<<<<

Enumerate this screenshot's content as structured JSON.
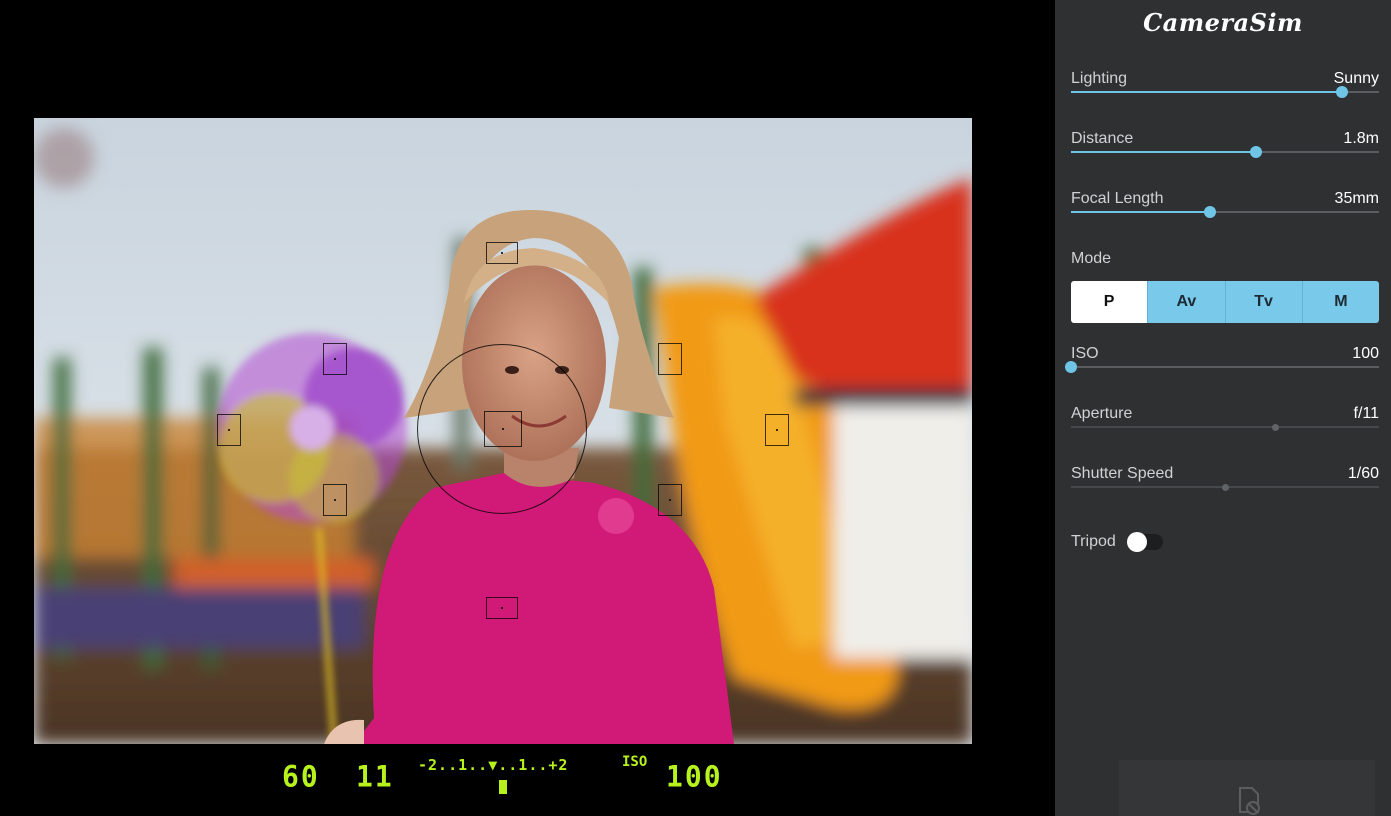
{
  "app": {
    "title": "CameraSim"
  },
  "controls": {
    "lighting": {
      "label": "Lighting",
      "value": "Sunny",
      "level": 0.88
    },
    "distance": {
      "label": "Distance",
      "value": "1.8m",
      "level": 0.6
    },
    "focal_length": {
      "label": "Focal Length",
      "value": "35mm",
      "level": 0.45
    },
    "mode": {
      "label": "Mode",
      "options": [
        "P",
        "Av",
        "Tv",
        "M"
      ],
      "selected": "P"
    },
    "iso": {
      "label": "ISO",
      "value": "100",
      "level": 0.0
    },
    "aperture": {
      "label": "Aperture",
      "value": "f/11",
      "level": 0.665
    },
    "shutter_speed": {
      "label": "Shutter Speed",
      "value": "1/60",
      "level": 0.5
    },
    "tripod": {
      "label": "Tripod",
      "on": false
    }
  },
  "viewfinder_readout": {
    "shutter": "60",
    "aperture": "11",
    "exposure_scale": "-2..1..▼..1..+2",
    "iso_label": "ISO",
    "iso_value": "100"
  },
  "icons": {
    "shutter_button": "camera-shutter-disabled-icon"
  },
  "colors": {
    "accent": "#6fc5e6",
    "lcd": "#b8f21c",
    "panel": "#2f3031"
  }
}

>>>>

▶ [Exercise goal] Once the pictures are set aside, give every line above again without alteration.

▶ [Task solution]
Enumerate this screenshot's content as structured JSON.
{
  "app": {
    "title": "CameraSim"
  },
  "controls": {
    "lighting": {
      "label": "Lighting",
      "value": "Sunny",
      "level": 0.88
    },
    "distance": {
      "label": "Distance",
      "value": "1.8m",
      "level": 0.6
    },
    "focal_length": {
      "label": "Focal Length",
      "value": "35mm",
      "level": 0.45
    },
    "mode": {
      "label": "Mode",
      "options": [
        "P",
        "Av",
        "Tv",
        "M"
      ],
      "selected": "P"
    },
    "iso": {
      "label": "ISO",
      "value": "100",
      "level": 0.0
    },
    "aperture": {
      "label": "Aperture",
      "value": "f/11",
      "level": 0.665
    },
    "shutter_speed": {
      "label": "Shutter Speed",
      "value": "1/60",
      "level": 0.5
    },
    "tripod": {
      "label": "Tripod",
      "on": false
    }
  },
  "viewfinder_readout": {
    "shutter": "60",
    "aperture": "11",
    "exposure_scale": "-2..1..▼..1..+2",
    "iso_label": "ISO",
    "iso_value": "100"
  },
  "icons": {
    "shutter_button": "camera-shutter-disabled-icon"
  },
  "colors": {
    "accent": "#6fc5e6",
    "lcd": "#b8f21c",
    "panel": "#2f3031"
  }
}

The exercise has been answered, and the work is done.